## DATA SECTION
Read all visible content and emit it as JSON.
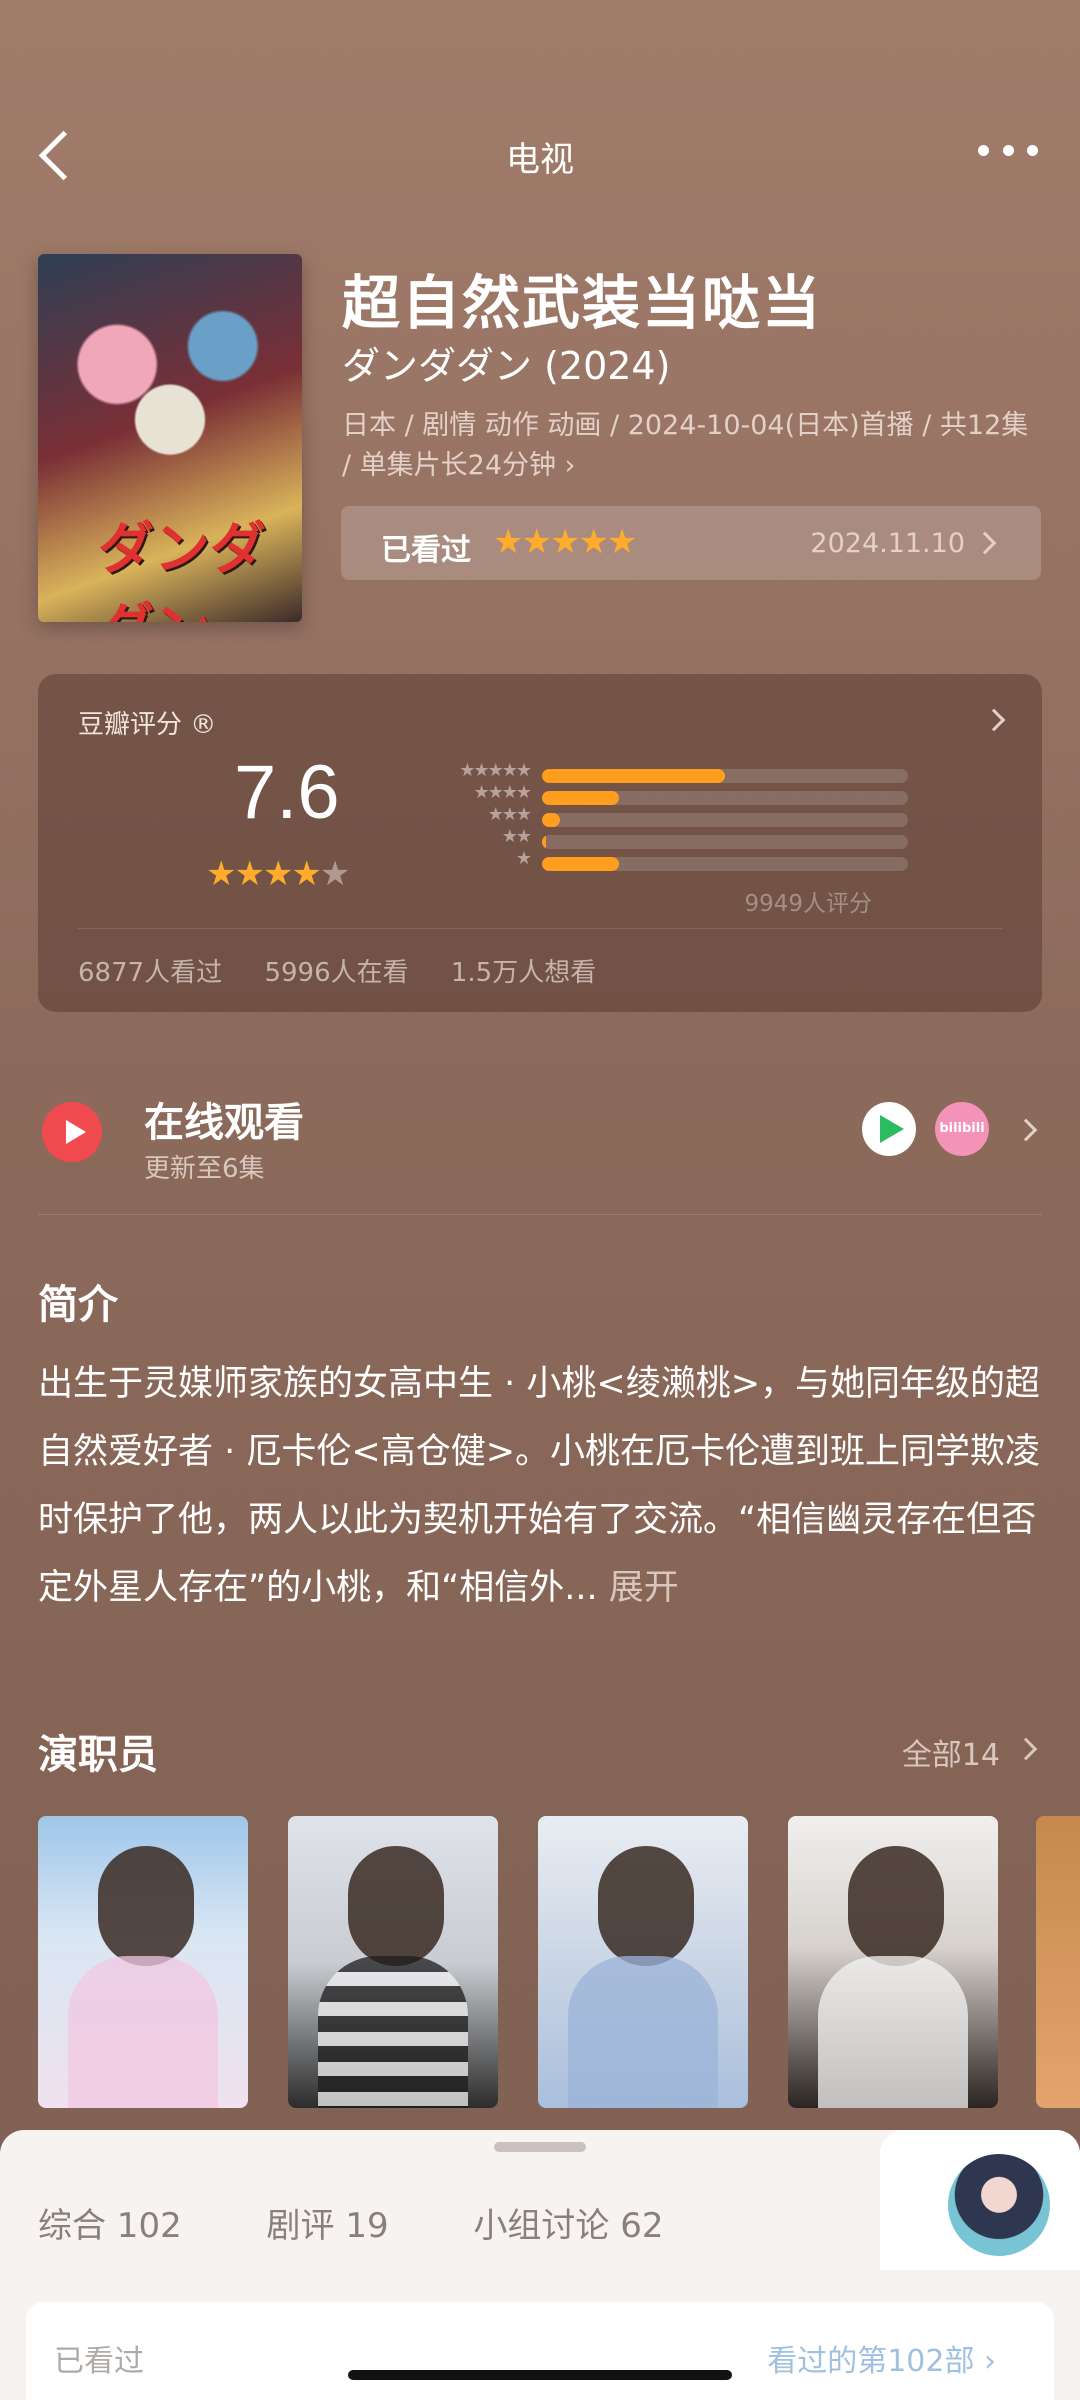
{
  "header": {
    "title": "电视"
  },
  "show": {
    "title": "超自然武装当哒当",
    "original_title": "ダンダダン (2024)",
    "meta": "日本 / 剧情 动作 动画 / 2024-10-04(日本)首播 / 共12集 / 单集片长24分钟 ›",
    "poster_logo": "ダンダダン"
  },
  "watched": {
    "label": "已看过",
    "stars": "★★★★★",
    "date": "2024.11.10"
  },
  "rating": {
    "label": "豆瓣评分 ®",
    "score": "7.6",
    "stars_on": "★★★★",
    "stars_off": "★",
    "distribution": [
      {
        "stars": "★★★★★",
        "fraction": 0.5
      },
      {
        "stars": "★★★★",
        "fraction": 0.21
      },
      {
        "stars": "★★★",
        "fraction": 0.05
      },
      {
        "stars": "★★",
        "fraction": 0.01
      },
      {
        "stars": "★",
        "fraction": 0.21
      }
    ],
    "count": "9949人评分",
    "stats": [
      "6877人看过",
      "5996人在看",
      "1.5万人想看"
    ]
  },
  "watch_online": {
    "title": "在线观看",
    "subtitle": "更新至6集",
    "bili_text": "bilibili"
  },
  "synopsis": {
    "title": "简介",
    "text": "出生于灵媒师家族的女高中生 · 小桃<绫濑桃>，与她同年级的超自然爱好者 · 厄卡伦<高仓健>。小桃在厄卡伦遭到班上同学欺凌时保护了他，两人以此为契机开始有了交流。“相信幽灵存在但否定外星人存在”的小桃，和“相信外...",
    "expand": "展开"
  },
  "cast": {
    "title": "演职员",
    "all": "全部14"
  },
  "sheet": {
    "tabs": [
      "综合 102",
      "剧评 19",
      "小组讨论 62"
    ],
    "card_left": "已看过",
    "card_right": "看过的第102部 ›"
  },
  "colors": {
    "accent": "#ff9d1e",
    "play": "#f14b50",
    "background": "#8c6a5b"
  }
}
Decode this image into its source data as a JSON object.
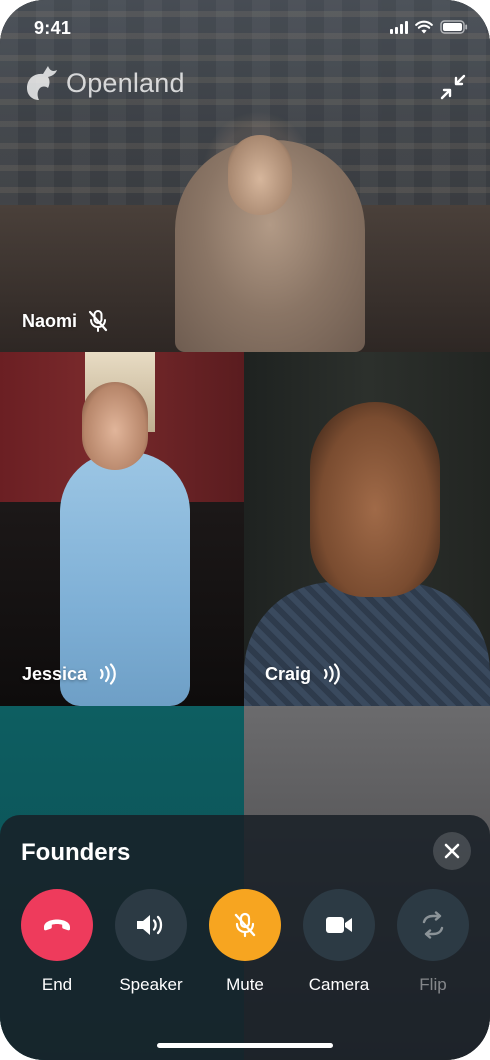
{
  "status_bar": {
    "time": "9:41",
    "icons": [
      "signal-icon",
      "wifi-icon",
      "battery-icon"
    ]
  },
  "app": {
    "logo_icon": "unicorn-logo-icon",
    "logo_text": "Openland"
  },
  "top_actions": {
    "collapse_icon": "collapse-arrows-icon"
  },
  "participants": [
    {
      "name": "Naomi",
      "status_icon": "mic-off-icon",
      "speaking": false,
      "muted": true
    },
    {
      "name": "Jessica",
      "status_icon": "speaking-waves-icon",
      "speaking": true,
      "muted": false
    },
    {
      "name": "Craig",
      "status_icon": "speaking-waves-icon",
      "speaking": true,
      "muted": false
    }
  ],
  "call_sheet": {
    "title": "Founders",
    "close_icon": "close-icon",
    "controls": [
      {
        "label": "End",
        "icon": "phone-hangup-icon",
        "color": "#ee3b5c",
        "active": true
      },
      {
        "label": "Speaker",
        "icon": "speaker-icon",
        "color": "#2c3a44",
        "active": true
      },
      {
        "label": "Mute",
        "icon": "mic-off-icon",
        "color": "#f7a520",
        "active": true
      },
      {
        "label": "Camera",
        "icon": "video-camera-icon",
        "color": "#2c3a44",
        "active": true
      },
      {
        "label": "Flip",
        "icon": "flip-camera-icon",
        "color": "#2c3a44",
        "active": false
      }
    ]
  },
  "colors": {
    "end_red": "#ee3b5c",
    "mute_orange": "#f7a520",
    "sheet_bg": "#182026"
  }
}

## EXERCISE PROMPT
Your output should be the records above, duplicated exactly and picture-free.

## TASK RESPONSE
Read all visible content and emit it as JSON.
{
  "header": {
    "title": "电视"
  },
  "show": {
    "title": "超自然武装当哒当",
    "original_title": "ダンダダン (2024)",
    "meta": "日本 / 剧情 动作 动画 / 2024-10-04(日本)首播 / 共12集 / 单集片长24分钟 ›",
    "poster_logo": "ダンダダン"
  },
  "watched": {
    "label": "已看过",
    "stars": "★★★★★",
    "date": "2024.11.10"
  },
  "rating": {
    "label": "豆瓣评分 ®",
    "score": "7.6",
    "stars_on": "★★★★",
    "stars_off": "★",
    "distribution": [
      {
        "stars": "★★★★★",
        "fraction": 0.5
      },
      {
        "stars": "★★★★",
        "fraction": 0.21
      },
      {
        "stars": "★★★",
        "fraction": 0.05
      },
      {
        "stars": "★★",
        "fraction": 0.01
      },
      {
        "stars": "★",
        "fraction": 0.21
      }
    ],
    "count": "9949人评分",
    "stats": [
      "6877人看过",
      "5996人在看",
      "1.5万人想看"
    ]
  },
  "watch_online": {
    "title": "在线观看",
    "subtitle": "更新至6集",
    "bili_text": "bilibili"
  },
  "synopsis": {
    "title": "简介",
    "text": "出生于灵媒师家族的女高中生 · 小桃<绫濑桃>，与她同年级的超自然爱好者 · 厄卡伦<高仓健>。小桃在厄卡伦遭到班上同学欺凌时保护了他，两人以此为契机开始有了交流。“相信幽灵存在但否定外星人存在”的小桃，和“相信外...",
    "expand": "展开"
  },
  "cast": {
    "title": "演职员",
    "all": "全部14"
  },
  "sheet": {
    "tabs": [
      "综合 102",
      "剧评 19",
      "小组讨论 62"
    ],
    "card_left": "已看过",
    "card_right": "看过的第102部 ›"
  },
  "colors": {
    "accent": "#ff9d1e",
    "play": "#f14b50",
    "background": "#8c6a5b"
  }
}
Decode this image into its source data as a JSON object.
{
  "status_bar": {
    "time": "9:41",
    "icons": [
      "signal-icon",
      "wifi-icon",
      "battery-icon"
    ]
  },
  "app": {
    "logo_icon": "unicorn-logo-icon",
    "logo_text": "Openland"
  },
  "top_actions": {
    "collapse_icon": "collapse-arrows-icon"
  },
  "participants": [
    {
      "name": "Naomi",
      "status_icon": "mic-off-icon",
      "speaking": false,
      "muted": true
    },
    {
      "name": "Jessica",
      "status_icon": "speaking-waves-icon",
      "speaking": true,
      "muted": false
    },
    {
      "name": "Craig",
      "status_icon": "speaking-waves-icon",
      "speaking": true,
      "muted": false
    }
  ],
  "call_sheet": {
    "title": "Founders",
    "close_icon": "close-icon",
    "controls": [
      {
        "label": "End",
        "icon": "phone-hangup-icon",
        "color": "#ee3b5c",
        "active": true
      },
      {
        "label": "Speaker",
        "icon": "speaker-icon",
        "color": "#2c3a44",
        "active": true
      },
      {
        "label": "Mute",
        "icon": "mic-off-icon",
        "color": "#f7a520",
        "active": true
      },
      {
        "label": "Camera",
        "icon": "video-camera-icon",
        "color": "#2c3a44",
        "active": true
      },
      {
        "label": "Flip",
        "icon": "flip-camera-icon",
        "color": "#2c3a44",
        "active": false
      }
    ]
  },
  "colors": {
    "end_red": "#ee3b5c",
    "mute_orange": "#f7a520",
    "sheet_bg": "#182026"
  }
}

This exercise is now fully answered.